The moment the shelter worker brought her into the room she plastered herself to the wall like only the best covert operative could. Her black bottle-brush tail as puffed up as she could make it, she slinked along the wall to hide behind the desk.
The first cat we saw was a rambunctious Russian Blue. This was a life of the party kind of cat, with his jumping and bouncing and his unfortunately bobbed tail showing off his even more unfortunate-looking freshly neutered half-balls.
The second cat was a tabby princess with a fluffy Persian face. She was a diva and wanted all the rubs and scratches and lovins. A cuddle monster for sure.
But this third cat wanted nothing to do with us and everything to do with the space under the desk behind the trash can. Some personality, eh?
After several unsuccessful attempts to lure her out with a temptingly friendly hand to sniff, or an exciting feathery toy, I finally reached under the desk to fish out the scaredy cat.
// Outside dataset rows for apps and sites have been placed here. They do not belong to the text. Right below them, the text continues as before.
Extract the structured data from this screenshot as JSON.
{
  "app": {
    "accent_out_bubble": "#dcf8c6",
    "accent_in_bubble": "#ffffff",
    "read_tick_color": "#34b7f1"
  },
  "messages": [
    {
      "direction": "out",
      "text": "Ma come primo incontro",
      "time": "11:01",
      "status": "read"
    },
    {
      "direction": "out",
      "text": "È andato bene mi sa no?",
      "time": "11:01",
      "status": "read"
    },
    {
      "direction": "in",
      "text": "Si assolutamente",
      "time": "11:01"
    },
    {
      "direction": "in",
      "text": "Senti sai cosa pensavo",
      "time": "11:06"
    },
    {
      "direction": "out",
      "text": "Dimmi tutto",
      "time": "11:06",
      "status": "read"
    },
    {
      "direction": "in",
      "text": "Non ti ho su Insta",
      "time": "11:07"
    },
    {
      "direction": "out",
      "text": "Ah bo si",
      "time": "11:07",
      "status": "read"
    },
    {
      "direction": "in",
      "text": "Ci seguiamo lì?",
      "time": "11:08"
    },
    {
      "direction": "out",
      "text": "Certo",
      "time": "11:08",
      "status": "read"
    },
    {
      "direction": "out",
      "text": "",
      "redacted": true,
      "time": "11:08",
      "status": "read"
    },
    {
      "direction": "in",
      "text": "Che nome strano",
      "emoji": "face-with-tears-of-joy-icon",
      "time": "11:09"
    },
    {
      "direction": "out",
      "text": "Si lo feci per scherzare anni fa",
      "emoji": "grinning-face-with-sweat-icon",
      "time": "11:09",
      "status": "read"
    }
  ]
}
I scooped her up and put her in my lap. She sat there briefly, frozen, and looked up at my face.
Then she went back under the desk.
That was it. Less than 10 minutes of interaction, and I made my choice. Scaredy Cat. Somebody would love Mr. Half-Balls, and somebody would adore Princess Purr. Scaredy Cat didn’t have the wherewithal to make herself interesting. So I would take her home.
She’s not a people cat. She doesn’t like to show off, or greet visitors, or be touched by anyone outside of a small circle of 3 people. She likes to be in the room with people, but she’d prefer if they ignored her.
When babies cry she runs up to them to make sure they’re OK. When loud music plays she rolls on her back in joy.
She hunts cockroaches and delicately places their shredded carcasses under furniture.
Her favorite napping spot is my Danish Modern chair. She sleeps there while I read, clean, cook, or watch movies.
The first night I took her home, I put her on my bed before I turned out the light – she was still small enough that to get onto the bed she’d have to claw her way up the overhanging bedspread.
She curled up near my knees, but not touching. I waited. She got up and moved up toward my waist, curling up again, still not touching. Still I waited. She uncurled and walked toward where my hand lay under the covers. She sat on it. She curled up. And she stayed.
That’s how we sleep, even now.
She’s my only cat, and she’s the only cat I want. She had a cat roomie for a while, because my roomie had a cat. Scaredy Cat was…ahem…displeased, but she got over it and befriended the little bugger. It wasn’t till we moved out, into a roomie-free apartment, that I realized she loves living alone even more than I do.
When I get home from work every day she runs to the bathroom sink and cries until I turn the faucet on for her, so she can play in the water.
She’s neurotic. She’s picky. She’s introverted. Other people probably wouldn’t like her.
But I do.